issue—the sharp decline in how the public regards banking. This decline was clearly made worse by the financial crisis that the vast majority of traditional banks had no part in causing. During the crisis, “banking” was redefined by the media and policymakers to include mortgage brokers, Wall Street investment banks, and even AIG. Combine this with the TARP “bailout”—which was anything but—and there has been blood in the water for banks ever since. The overreaching DoddFrank Act is the most glaring example of how misinformation can drive bad public policy.
Three years of bank-bashing have left traditional banks frustrated at their sagging image. Something needs to be By Bill Streeter, editor-in-chief done…and it is
As he took office last October, ABA Chairman Steve Wilson, CEO of LCNB National Bank, Lebanon, Ohio, was deeply disturbed by this trend. He was frustrated that people generally aren’t aware of, or don’t understand, what traditional banks do to help people and support their communities. He made it a primary goal of his term to repair banking’s damaged reputation and to help restore the industry to the position of honor it once held. As he said, “We stand a far better chance of winning in the political arena when we are also winning in the arena of public opinion.”
awyer jokes used to have a lock on the market. Not anymore. Type “banker jokes” on Google and you’ll find plenty to choose from, including this one: Q. What’s the problem with banker jokes? A. Bankers don’t think they’re funny; nor mal people don’t think they’re jokes. Ouch! Lawyers might tell bankers to just get over it. Easy for them to say. Congress is run by lawyers. If it was just about jokes, bankers would get over it. But the jokes are a symptom of a much more serious
They said that?
Takeaways from ABA consumer focus groups the community and economic development, but know little about the extent to which it’s currently done. Regs not being enforced Most do not understand how, and the extent to which, banks are regulated, although they believe that existing regulation isn’t being enforced, as shown by the recent financial crisis. make a profit, but not too much Banking is a commodity to most people. They want it to work and, while they believe that banks are entitled to make a profit, they don’t want the fees to be unreasonable. Don’t whine People generally do not want to hear banks complain about regulation. It sounds self-serving and whiny.
Focus groups are always enlightening and frequently jarring. ABA conducted four of them earlier this year to explore consumer perceptions about banks. Below are some typical observations. Whose fault? When asked who was responsible for the

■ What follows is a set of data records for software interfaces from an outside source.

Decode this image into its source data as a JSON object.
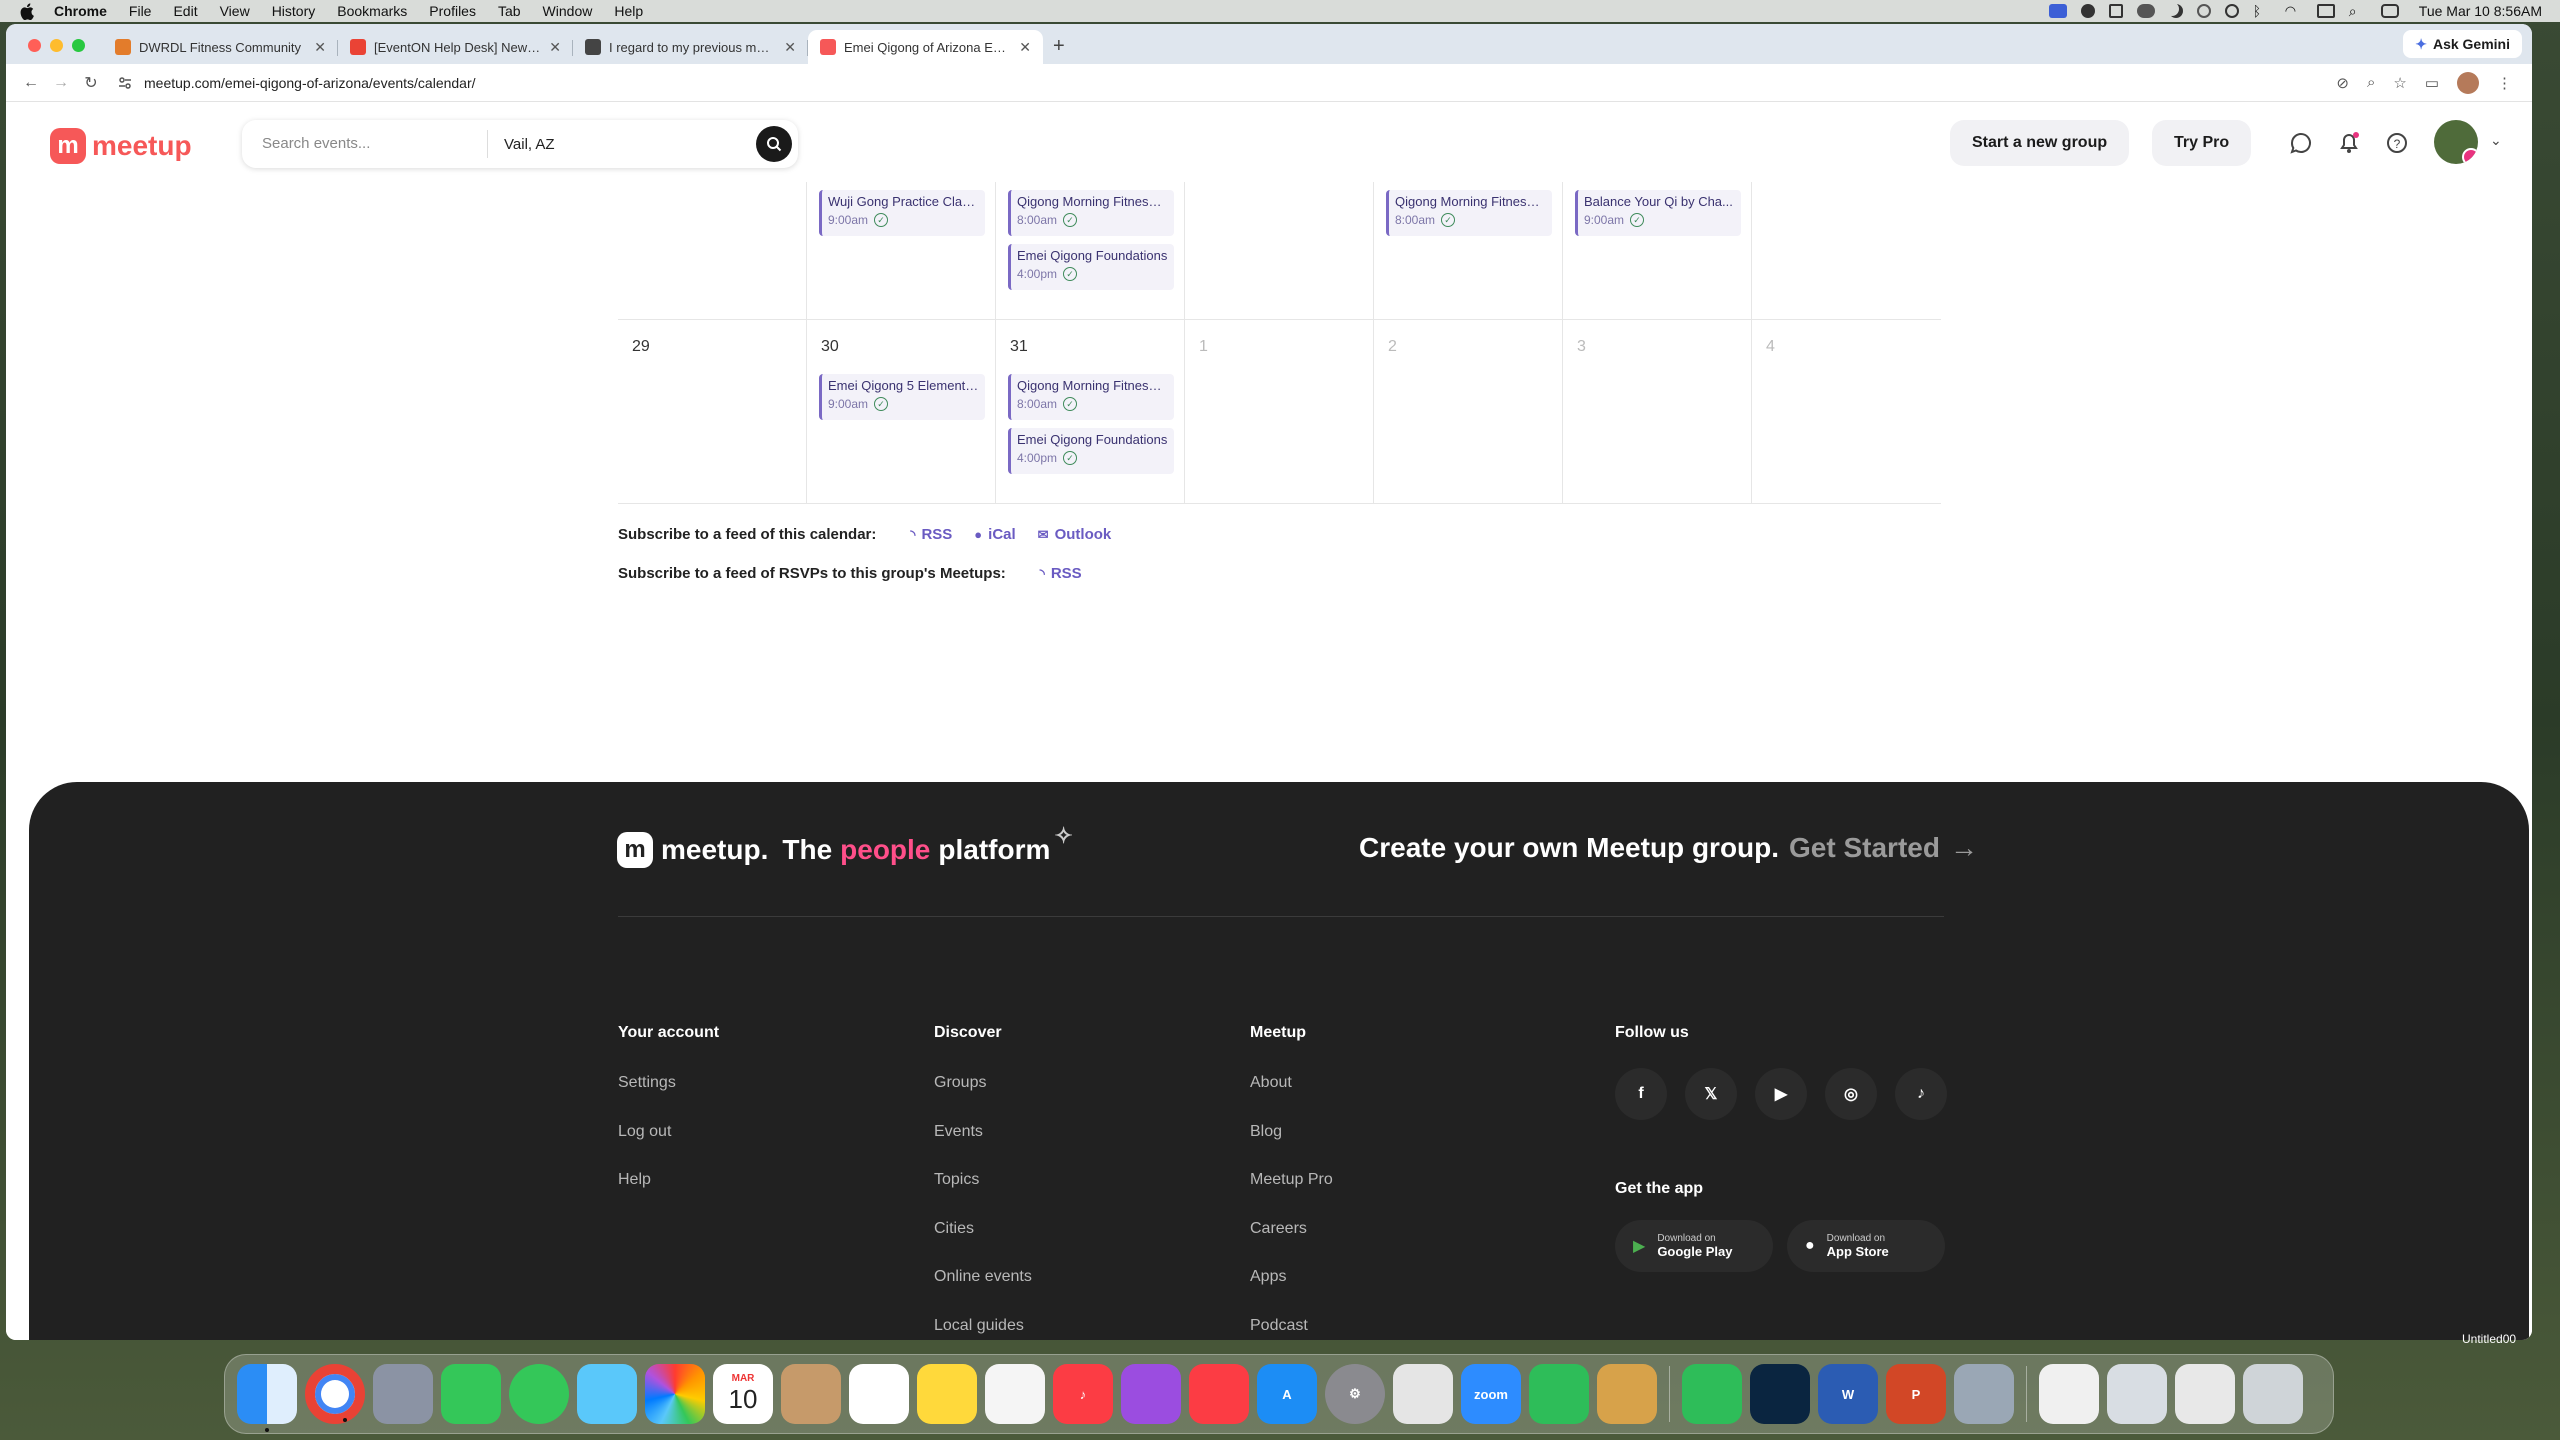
{
  "menubar": {
    "app": "Chrome",
    "items": [
      "File",
      "Edit",
      "View",
      "History",
      "Bookmarks",
      "Profiles",
      "Tab",
      "Window",
      "Help"
    ],
    "clock": "Tue Mar 10  8:56AM"
  },
  "browser": {
    "tabs": [
      {
        "label": "DWRDL Fitness Community",
        "color": "#e37c2b"
      },
      {
        "label": "[EventON Help Desk] New re",
        "color": "#ea4335"
      },
      {
        "label": "I regard to my previous mess",
        "color": "#444444"
      },
      {
        "label": "Emei Qigong of Arizona Event",
        "color": "#f65858"
      }
    ],
    "ask_gemini": "Ask Gemini",
    "url": "meetup.com/emei-qigong-of-arizona/events/calendar/"
  },
  "header": {
    "logo": "meetup",
    "search_placeholder": "Search events...",
    "location": "Vail, AZ",
    "start_group": "Start a new group",
    "try_pro": "Try Pro"
  },
  "calendar": {
    "week1": [
      {
        "day": "",
        "events": []
      },
      {
        "day": "",
        "events": [
          {
            "title": "Wuji Gong Practice Clas...",
            "time": "9:00am"
          }
        ]
      },
      {
        "day": "",
        "events": [
          {
            "title": "Qigong Morning Fitness ...",
            "time": "8:00am"
          },
          {
            "title": "Emei Qigong Foundations",
            "time": "4:00pm"
          }
        ]
      },
      {
        "day": "",
        "events": []
      },
      {
        "day": "",
        "events": [
          {
            "title": "Qigong Morning Fitness ...",
            "time": "8:00am"
          }
        ]
      },
      {
        "day": "",
        "events": [
          {
            "title": "Balance Your Qi by Cha...",
            "time": "9:00am"
          }
        ]
      },
      {
        "day": "",
        "events": []
      }
    ],
    "week2": [
      {
        "day": "29",
        "faded": false,
        "events": []
      },
      {
        "day": "30",
        "faded": false,
        "events": [
          {
            "title": "Emei Qigong 5 Elements...",
            "time": "9:00am"
          }
        ]
      },
      {
        "day": "31",
        "faded": false,
        "events": [
          {
            "title": "Qigong Morning Fitness ...",
            "time": "8:00am"
          },
          {
            "title": "Emei Qigong Foundations",
            "time": "4:00pm"
          }
        ]
      },
      {
        "day": "1",
        "faded": true,
        "events": []
      },
      {
        "day": "2",
        "faded": true,
        "events": []
      },
      {
        "day": "3",
        "faded": true,
        "events": []
      },
      {
        "day": "4",
        "faded": true,
        "events": []
      }
    ]
  },
  "subscribe": {
    "calendar_label": "Subscribe to a feed of this calendar:",
    "rss": "RSS",
    "ical": "iCal",
    "outlook": "Outlook",
    "rsvp_label": "Subscribe to a feed of RSVPs to this group's Meetups:",
    "rsvp_rss": "RSS"
  },
  "footer": {
    "brand": "meetup.",
    "tag_the": "The",
    "tag_people": "people",
    "tag_platform": "platform",
    "create": "Create your own Meetup group.",
    "get_started": "Get Started",
    "columns": [
      {
        "title": "Your account",
        "links": [
          "Settings",
          "Log out",
          "Help"
        ]
      },
      {
        "title": "Discover",
        "links": [
          "Groups",
          "Events",
          "Topics",
          "Cities",
          "Online events",
          "Local guides"
        ]
      },
      {
        "title": "Meetup",
        "links": [
          "About",
          "Blog",
          "Meetup Pro",
          "Careers",
          "Apps",
          "Podcast"
        ]
      }
    ],
    "follow_us": "Follow us",
    "get_the_app": "Get the app",
    "google_small": "Download on",
    "google_big": "Google Play",
    "apple_small": "Download on",
    "apple_big": "App Store"
  },
  "dock": {
    "calendar_month": "MAR",
    "calendar_day": "10",
    "zoom": "zoom",
    "untitled": "Untitled00"
  }
}
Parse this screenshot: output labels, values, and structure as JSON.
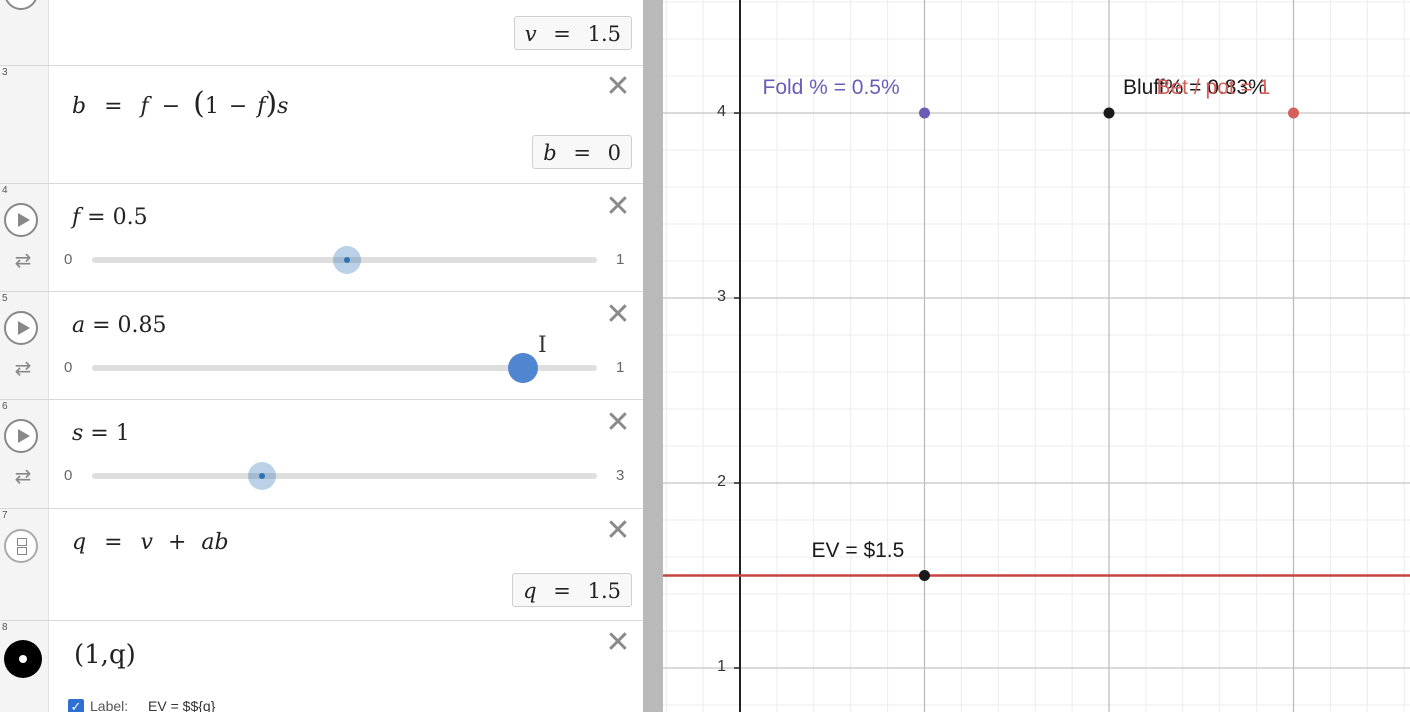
{
  "expressions": {
    "e2": {
      "eval_var": "v",
      "eval_eq": "=",
      "eval_val": "1.5"
    },
    "e3": {
      "number": "3",
      "lhs": "b",
      "rhs_a": "f",
      "minus1": "−",
      "open": "(",
      "one": "1",
      "minus2": "−",
      "f2": "f",
      "close": ")",
      "s": "s",
      "eval_var": "b",
      "eval_eq": "=",
      "eval_val": "0"
    },
    "e4": {
      "number": "4",
      "var": "f",
      "eq": " = ",
      "val": "0.5",
      "min": "0",
      "max": "1",
      "fraction": 0.5
    },
    "e5": {
      "number": "5",
      "var": "a",
      "eq": " = ",
      "val": "0.85",
      "min": "0",
      "max": "1",
      "fraction": 0.85
    },
    "e6": {
      "number": "6",
      "var": "s",
      "eq": " = ",
      "val": "1",
      "min": "0",
      "max": "3",
      "fraction": 0.333
    },
    "e7": {
      "number": "7",
      "lhs": "q",
      "eq": "=",
      "v": "v",
      "plus": "+",
      "ab": "ab",
      "eval_var": "q",
      "eval_eq": "=",
      "eval_val": "1.5"
    },
    "e8": {
      "number": "8",
      "text": "(1,q)",
      "label_caption": "Label:",
      "label_value": "EV = $${q}"
    }
  },
  "close_glyph": "✕",
  "loop_glyph": "⇄",
  "cursor_glyph": "I",
  "graph": {
    "y_ticks": [
      "4",
      "3",
      "2",
      "1"
    ],
    "colors": {
      "purple": "#6b5db5",
      "black": "#1a1a1a",
      "red": "#d3605a",
      "line": "#c74440"
    },
    "points": [
      {
        "label": "Fold % = 0.5%",
        "x": 1,
        "y": 4,
        "color": "#6b5db5"
      },
      {
        "label": "Bluff% = 0.83%",
        "x": 2,
        "y": 4,
        "color": "#1a1a1a"
      },
      {
        "label": "Bet / pot = 1",
        "x": 3,
        "y": 4,
        "color": "#d3605a"
      },
      {
        "label": "EV = $1.5",
        "x": 1,
        "y": 1.5,
        "color": "#1a1a1a"
      }
    ],
    "line_y": 1.5
  }
}
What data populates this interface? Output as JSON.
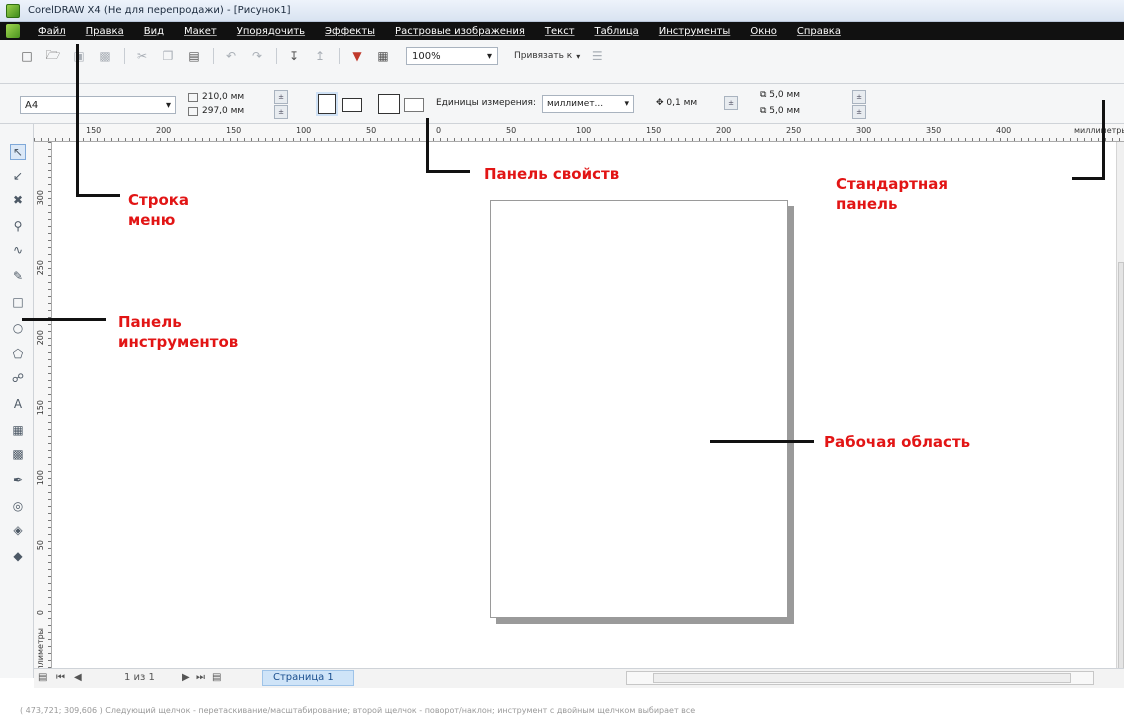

financial crisis, the answer was “everyone.” Banks, the government, predatory lenders, ratings agencies, consumers who made poor choices.
big vs. small Consumers drew a distinction between big banks and community banks—although they weren’t sure how many community banks still exist—and between banking and Wall Street, although the line was blurry. not sure what you do They favor banks’ involvement in
38 | ABA BANKING JOURNAL | april 2011
If you would like to try to load the digital publication without using Flash Player detection, please click here.